What is required
Please write out every entry below, word for word.
-------- Data for processing --------
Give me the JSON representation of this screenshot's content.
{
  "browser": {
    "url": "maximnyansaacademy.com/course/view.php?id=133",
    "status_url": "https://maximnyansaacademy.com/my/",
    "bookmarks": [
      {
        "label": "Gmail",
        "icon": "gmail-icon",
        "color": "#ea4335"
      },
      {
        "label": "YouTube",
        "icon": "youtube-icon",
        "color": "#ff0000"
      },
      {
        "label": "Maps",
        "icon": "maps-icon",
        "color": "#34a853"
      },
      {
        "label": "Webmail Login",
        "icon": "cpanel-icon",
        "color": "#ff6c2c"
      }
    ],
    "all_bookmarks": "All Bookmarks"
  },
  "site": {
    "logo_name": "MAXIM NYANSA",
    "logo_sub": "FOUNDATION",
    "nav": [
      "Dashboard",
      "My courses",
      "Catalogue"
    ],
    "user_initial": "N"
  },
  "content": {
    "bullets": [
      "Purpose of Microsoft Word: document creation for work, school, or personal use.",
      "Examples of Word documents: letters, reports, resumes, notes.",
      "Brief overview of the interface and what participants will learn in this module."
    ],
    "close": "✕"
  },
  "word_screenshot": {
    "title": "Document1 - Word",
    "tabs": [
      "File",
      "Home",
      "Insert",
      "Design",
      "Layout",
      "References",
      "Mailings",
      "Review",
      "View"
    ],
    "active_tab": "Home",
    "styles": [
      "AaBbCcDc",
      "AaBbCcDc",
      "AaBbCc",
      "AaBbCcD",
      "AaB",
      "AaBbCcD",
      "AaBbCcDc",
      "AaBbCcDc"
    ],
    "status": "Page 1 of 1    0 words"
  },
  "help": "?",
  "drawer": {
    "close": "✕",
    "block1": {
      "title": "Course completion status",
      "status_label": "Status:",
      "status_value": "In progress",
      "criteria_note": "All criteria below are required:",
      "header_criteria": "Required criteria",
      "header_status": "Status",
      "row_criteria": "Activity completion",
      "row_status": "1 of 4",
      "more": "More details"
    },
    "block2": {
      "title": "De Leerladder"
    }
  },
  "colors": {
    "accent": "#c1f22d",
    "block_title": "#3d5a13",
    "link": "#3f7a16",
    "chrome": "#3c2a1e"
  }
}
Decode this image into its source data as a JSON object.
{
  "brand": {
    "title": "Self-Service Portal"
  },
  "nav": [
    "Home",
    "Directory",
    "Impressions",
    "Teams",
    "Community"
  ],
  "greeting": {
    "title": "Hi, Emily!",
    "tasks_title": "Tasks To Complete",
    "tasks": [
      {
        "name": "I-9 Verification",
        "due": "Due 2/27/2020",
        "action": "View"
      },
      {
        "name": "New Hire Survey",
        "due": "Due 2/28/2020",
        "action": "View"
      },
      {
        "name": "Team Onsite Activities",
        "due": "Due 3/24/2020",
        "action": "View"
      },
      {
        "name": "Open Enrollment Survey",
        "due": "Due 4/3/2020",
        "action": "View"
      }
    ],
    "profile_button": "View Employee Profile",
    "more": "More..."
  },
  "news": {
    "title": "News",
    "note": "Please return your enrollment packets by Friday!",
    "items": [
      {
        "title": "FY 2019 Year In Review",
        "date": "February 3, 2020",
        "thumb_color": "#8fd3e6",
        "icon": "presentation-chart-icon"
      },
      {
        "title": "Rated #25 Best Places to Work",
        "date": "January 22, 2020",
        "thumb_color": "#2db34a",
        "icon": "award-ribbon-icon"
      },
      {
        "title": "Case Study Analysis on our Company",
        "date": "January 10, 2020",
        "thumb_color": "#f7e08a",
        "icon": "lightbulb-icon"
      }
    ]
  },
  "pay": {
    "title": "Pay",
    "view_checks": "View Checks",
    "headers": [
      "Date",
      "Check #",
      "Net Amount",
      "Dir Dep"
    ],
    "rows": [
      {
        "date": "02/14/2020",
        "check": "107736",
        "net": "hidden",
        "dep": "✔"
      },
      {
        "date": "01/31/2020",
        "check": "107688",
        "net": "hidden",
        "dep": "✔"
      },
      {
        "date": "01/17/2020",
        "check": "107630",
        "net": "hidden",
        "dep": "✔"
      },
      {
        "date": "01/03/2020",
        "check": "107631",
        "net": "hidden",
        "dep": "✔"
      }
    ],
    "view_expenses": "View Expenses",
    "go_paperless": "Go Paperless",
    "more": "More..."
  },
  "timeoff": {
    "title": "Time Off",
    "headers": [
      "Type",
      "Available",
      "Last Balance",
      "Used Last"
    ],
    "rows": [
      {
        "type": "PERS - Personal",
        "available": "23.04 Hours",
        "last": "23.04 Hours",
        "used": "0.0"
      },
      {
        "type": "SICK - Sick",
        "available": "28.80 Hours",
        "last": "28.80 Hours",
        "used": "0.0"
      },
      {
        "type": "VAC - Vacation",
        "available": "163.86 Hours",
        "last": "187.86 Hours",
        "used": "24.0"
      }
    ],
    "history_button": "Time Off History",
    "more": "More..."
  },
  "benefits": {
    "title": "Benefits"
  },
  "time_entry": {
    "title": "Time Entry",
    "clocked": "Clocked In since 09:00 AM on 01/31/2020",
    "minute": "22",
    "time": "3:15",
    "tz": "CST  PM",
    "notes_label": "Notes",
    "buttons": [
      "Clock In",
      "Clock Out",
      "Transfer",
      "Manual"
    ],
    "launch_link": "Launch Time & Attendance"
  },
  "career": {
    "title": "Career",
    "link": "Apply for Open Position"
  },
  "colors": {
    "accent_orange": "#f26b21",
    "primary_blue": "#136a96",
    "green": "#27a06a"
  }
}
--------
Result of this exercise
Give me the JSON representation of this screenshot's content.
{
  "browser": {
    "url": "maximnyansaacademy.com/course/view.php?id=133",
    "status_url": "https://maximnyansaacademy.com/my/",
    "bookmarks": [
      {
        "label": "Gmail",
        "icon": "gmail-icon",
        "color": "#ea4335"
      },
      {
        "label": "YouTube",
        "icon": "youtube-icon",
        "color": "#ff0000"
      },
      {
        "label": "Maps",
        "icon": "maps-icon",
        "color": "#34a853"
      },
      {
        "label": "Webmail Login",
        "icon": "cpanel-icon",
        "color": "#ff6c2c"
      }
    ],
    "all_bookmarks": "All Bookmarks"
  },
  "site": {
    "logo_name": "MAXIM NYANSA",
    "logo_sub": "FOUNDATION",
    "nav": [
      "Dashboard",
      "My courses",
      "Catalogue"
    ],
    "user_initial": "N"
  },
  "content": {
    "bullets": [
      "Purpose of Microsoft Word: document creation for work, school, or personal use.",
      "Examples of Word documents: letters, reports, resumes, notes.",
      "Brief overview of the interface and what participants will learn in this module."
    ],
    "close": "✕"
  },
  "word_screenshot": {
    "title": "Document1 - Word",
    "tabs": [
      "File",
      "Home",
      "Insert",
      "Design",
      "Layout",
      "References",
      "Mailings",
      "Review",
      "View"
    ],
    "active_tab": "Home",
    "styles": [
      "AaBbCcDc",
      "AaBbCcDc",
      "AaBbCc",
      "AaBbCcD",
      "AaB",
      "AaBbCcD",
      "AaBbCcDc",
      "AaBbCcDc"
    ],
    "status": "Page 1 of 1    0 words"
  },
  "help": "?",
  "drawer": {
    "close": "✕",
    "block1": {
      "title": "Course completion status",
      "status_label": "Status:",
      "status_value": "In progress",
      "criteria_note": "All criteria below are required:",
      "header_criteria": "Required criteria",
      "header_status": "Status",
      "row_criteria": "Activity completion",
      "row_status": "1 of 4",
      "more": "More details"
    },
    "block2": {
      "title": "De Leerladder"
    }
  },
  "colors": {
    "accent": "#c1f22d",
    "block_title": "#3d5a13",
    "link": "#3f7a16",
    "chrome": "#3c2a1e"
  }
}
Decode this image into its source data as a JSON object.
{
  "brand": {
    "title": "Self-Service Portal"
  },
  "nav": [
    "Home",
    "Directory",
    "Impressions",
    "Teams",
    "Community"
  ],
  "greeting": {
    "title": "Hi, Emily!",
    "tasks_title": "Tasks To Complete",
    "tasks": [
      {
        "name": "I-9 Verification",
        "due": "Due 2/27/2020",
        "action": "View"
      },
      {
        "name": "New Hire Survey",
        "due": "Due 2/28/2020",
        "action": "View"
      },
      {
        "name": "Team Onsite Activities",
        "due": "Due 3/24/2020",
        "action": "View"
      },
      {
        "name": "Open Enrollment Survey",
        "due": "Due 4/3/2020",
        "action": "View"
      }
    ],
    "profile_button": "View Employee Profile",
    "more": "More..."
  },
  "news": {
    "title": "News",
    "note": "Please return your enrollment packets by Friday!",
    "items": [
      {
        "title": "FY 2019 Year In Review",
        "date": "February 3, 2020",
        "thumb_color": "#8fd3e6",
        "icon": "presentation-chart-icon"
      },
      {
        "title": "Rated #25 Best Places to Work",
        "date": "January 22, 2020",
        "thumb_color": "#2db34a",
        "icon": "award-ribbon-icon"
      },
      {
        "title": "Case Study Analysis on our Company",
        "date": "January 10, 2020",
        "thumb_color": "#f7e08a",
        "icon": "lightbulb-icon"
      }
    ]
  },
  "pay": {
    "title": "Pay",
    "view_checks": "View Checks",
    "headers": [
      "Date",
      "Check #",
      "Net Amount",
      "Dir Dep"
    ],
    "rows": [
      {
        "date": "02/14/2020",
        "check": "107736",
        "net": "hidden",
        "dep": "✔"
      },
      {
        "date": "01/31/2020",
        "check": "107688",
        "net": "hidden",
        "dep": "✔"
      },
      {
        "date": "01/17/2020",
        "check": "107630",
        "net": "hidden",
        "dep": "✔"
      },
      {
        "date": "01/03/2020",
        "check": "107631",
        "net": "hidden",
        "dep": "✔"
      }
    ],
    "view_expenses": "View Expenses",
    "go_paperless": "Go Paperless",
    "more": "More..."
  },
  "timeoff": {
    "title": "Time Off",
    "headers": [
      "Type",
      "Available",
      "Last Balance",
      "Used Last"
    ],
    "rows": [
      {
        "type": "PERS - Personal",
        "available": "23.04 Hours",
        "last": "23.04 Hours",
        "used": "0.0"
      },
      {
        "type": "SICK - Sick",
        "available": "28.80 Hours",
        "last": "28.80 Hours",
        "used": "0.0"
      },
      {
        "type": "VAC - Vacation",
        "available": "163.86 Hours",
        "last": "187.86 Hours",
        "used": "24.0"
      }
    ],
    "history_button": "Time Off History",
    "more": "More..."
  },
  "benefits": {
    "title": "Benefits"
  },
  "time_entry": {
    "title": "Time Entry",
    "clocked": "Clocked In since 09:00 AM on 01/31/2020",
    "minute": "22",
    "time": "3:15",
    "tz": "CST  PM",
    "notes_label": "Notes",
    "buttons": [
      "Clock In",
      "Clock Out",
      "Transfer",
      "Manual"
    ],
    "launch_link": "Launch Time & Attendance"
  },
  "career": {
    "title": "Career",
    "link": "Apply for Open Position"
  },
  "colors": {
    "accent_orange": "#f26b21",
    "primary_blue": "#136a96",
    "green": "#27a06a"
  }
}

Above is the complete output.